The Fukuoka Prize Committee, which administers the prize, honored David on Sept. 10 at a ceremony held in the city’s international congress center alongside two other laureates – historian Leonard Blussé of the Netherlands who received the Academic Prize and Japanese playwright and stage director Sato Makoto who was awarded with the Arts and Culture Prize.
It was attended by Crown Prince Akishino, Crown Princess Kiko and Fukuoka City Mayor Takashima Soichiro.
David began his winning speech by saying, “I am grateful to the citizens of Fukuoka for choosing me to be among the recipients of the Fukuoka Prize on its 30th anniversary. I am filled with strong feelings that what we are honoring by these awards are not so much our personal achievements, but certain things that are timeless and enduring.”
He added, “These are the values of friendship, cooperation, solidarity -- and tolerance amid diversity. It is these ideals that drive us – citizens of different nations -- to come together every year in this historic and cosmopolitan gateway city of Fukuoka to celebrate the creation, development, and preservation of the best of Asia’s culture.”
David concluded his speech by dedicating the award to “peace-loving Filipinos” and his late wife, Karina.
“I would like to accept this award in the name of all peace-loving Filipinos, and to humbly share it with my wife. She is not here with us tonight, but our children and grandchildren are. My wife Karina passed away in May, a few weeks after she learned that I had been chosen to receive the Fukuoka Prize. This is for her.”

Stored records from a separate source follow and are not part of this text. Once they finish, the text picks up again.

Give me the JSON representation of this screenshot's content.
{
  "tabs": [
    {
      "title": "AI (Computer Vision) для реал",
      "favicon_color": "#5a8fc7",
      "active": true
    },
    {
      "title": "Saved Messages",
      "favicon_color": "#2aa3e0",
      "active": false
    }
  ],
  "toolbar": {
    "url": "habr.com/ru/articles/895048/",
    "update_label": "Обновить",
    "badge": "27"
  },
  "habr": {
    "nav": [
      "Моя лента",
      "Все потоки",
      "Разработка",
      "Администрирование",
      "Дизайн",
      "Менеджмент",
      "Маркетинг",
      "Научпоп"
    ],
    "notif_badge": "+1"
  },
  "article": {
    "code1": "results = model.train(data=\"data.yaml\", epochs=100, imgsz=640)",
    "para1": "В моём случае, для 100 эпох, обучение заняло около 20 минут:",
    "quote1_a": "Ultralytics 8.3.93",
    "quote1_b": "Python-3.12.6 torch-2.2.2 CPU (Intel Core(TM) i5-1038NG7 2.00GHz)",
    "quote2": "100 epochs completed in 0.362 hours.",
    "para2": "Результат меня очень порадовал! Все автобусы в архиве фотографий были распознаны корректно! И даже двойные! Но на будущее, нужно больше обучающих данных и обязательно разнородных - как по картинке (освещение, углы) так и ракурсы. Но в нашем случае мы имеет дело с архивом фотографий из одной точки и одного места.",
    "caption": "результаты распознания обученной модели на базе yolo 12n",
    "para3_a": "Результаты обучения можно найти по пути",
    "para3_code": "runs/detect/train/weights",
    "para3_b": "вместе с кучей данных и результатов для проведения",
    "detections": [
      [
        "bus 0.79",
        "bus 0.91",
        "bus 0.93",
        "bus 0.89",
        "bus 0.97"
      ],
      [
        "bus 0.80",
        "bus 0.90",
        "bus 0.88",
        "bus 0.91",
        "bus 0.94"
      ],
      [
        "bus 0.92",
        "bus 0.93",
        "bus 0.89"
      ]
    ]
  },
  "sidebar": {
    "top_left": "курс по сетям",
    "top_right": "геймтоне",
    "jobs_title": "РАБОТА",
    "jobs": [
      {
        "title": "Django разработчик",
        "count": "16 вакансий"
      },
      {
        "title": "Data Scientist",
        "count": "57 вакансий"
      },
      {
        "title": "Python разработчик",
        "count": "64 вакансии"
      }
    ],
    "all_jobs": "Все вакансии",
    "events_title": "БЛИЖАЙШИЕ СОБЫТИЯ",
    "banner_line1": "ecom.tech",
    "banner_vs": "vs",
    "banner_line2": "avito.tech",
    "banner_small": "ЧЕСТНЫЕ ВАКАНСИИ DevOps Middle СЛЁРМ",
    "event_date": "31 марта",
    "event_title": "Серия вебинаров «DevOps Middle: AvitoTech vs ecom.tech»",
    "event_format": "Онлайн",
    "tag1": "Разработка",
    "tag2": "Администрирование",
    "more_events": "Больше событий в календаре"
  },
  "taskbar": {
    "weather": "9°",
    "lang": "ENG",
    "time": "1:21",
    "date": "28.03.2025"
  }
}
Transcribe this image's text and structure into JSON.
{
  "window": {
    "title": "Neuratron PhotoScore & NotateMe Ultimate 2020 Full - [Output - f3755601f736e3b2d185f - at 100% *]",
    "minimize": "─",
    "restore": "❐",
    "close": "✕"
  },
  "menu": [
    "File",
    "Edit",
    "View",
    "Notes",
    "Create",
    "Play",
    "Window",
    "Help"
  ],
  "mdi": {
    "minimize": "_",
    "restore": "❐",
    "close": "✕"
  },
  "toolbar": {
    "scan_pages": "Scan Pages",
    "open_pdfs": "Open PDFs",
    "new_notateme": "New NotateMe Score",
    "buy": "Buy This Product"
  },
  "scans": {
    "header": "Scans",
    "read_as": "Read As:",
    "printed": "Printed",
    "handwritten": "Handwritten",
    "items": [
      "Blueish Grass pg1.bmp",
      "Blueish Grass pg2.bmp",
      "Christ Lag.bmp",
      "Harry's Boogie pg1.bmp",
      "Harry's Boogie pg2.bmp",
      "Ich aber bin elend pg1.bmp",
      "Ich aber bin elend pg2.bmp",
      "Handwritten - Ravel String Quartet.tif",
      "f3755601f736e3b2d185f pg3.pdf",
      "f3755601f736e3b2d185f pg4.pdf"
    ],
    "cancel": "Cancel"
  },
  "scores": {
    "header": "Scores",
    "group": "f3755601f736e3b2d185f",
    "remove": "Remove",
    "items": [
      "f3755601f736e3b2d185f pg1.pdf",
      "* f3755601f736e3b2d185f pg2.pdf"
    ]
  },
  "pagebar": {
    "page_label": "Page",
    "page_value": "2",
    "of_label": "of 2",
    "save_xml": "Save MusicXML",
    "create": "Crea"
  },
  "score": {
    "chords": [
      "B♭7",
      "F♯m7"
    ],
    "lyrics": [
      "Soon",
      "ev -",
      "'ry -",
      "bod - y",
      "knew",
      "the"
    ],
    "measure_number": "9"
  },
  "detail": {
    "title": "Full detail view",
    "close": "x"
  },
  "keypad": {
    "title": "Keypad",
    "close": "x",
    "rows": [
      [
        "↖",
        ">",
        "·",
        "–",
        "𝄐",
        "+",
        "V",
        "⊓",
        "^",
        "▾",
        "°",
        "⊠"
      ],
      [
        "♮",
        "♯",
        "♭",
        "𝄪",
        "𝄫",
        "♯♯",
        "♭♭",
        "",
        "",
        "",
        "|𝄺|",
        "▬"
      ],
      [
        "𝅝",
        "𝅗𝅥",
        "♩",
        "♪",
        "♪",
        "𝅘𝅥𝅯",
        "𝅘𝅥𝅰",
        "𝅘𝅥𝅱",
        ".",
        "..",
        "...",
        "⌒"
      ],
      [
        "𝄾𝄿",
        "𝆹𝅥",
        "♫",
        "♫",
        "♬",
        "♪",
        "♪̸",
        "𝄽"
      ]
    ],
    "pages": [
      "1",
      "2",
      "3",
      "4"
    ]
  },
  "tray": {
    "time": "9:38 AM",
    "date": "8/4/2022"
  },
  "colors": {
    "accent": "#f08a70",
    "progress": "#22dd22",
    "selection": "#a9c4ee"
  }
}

Fukuoka Prize was established by the City of Fukuoka in 1990 as an award presented annually to honor the outstanding work of individuals, groups and organizations to preserve and promote the unique and diverse cultures of Asia. To date, 115 laureates have been awarded. Six of them are from the Philippines including historian Ambeth Ocampo (Academic Prize 2016), filmmaker Kidlat Tahimik (Arts and Culture Prize 2012), historian Reynaldo Ileto (Academic Prize 2003), filmmaker Marilou Diaz-Abaya (Arts and Culture Prize 2001) and architect Leandro Locsin (Arts and Culture Prize 1992). - Words by Florenda Corpuz, Photographs courtesy of Kara David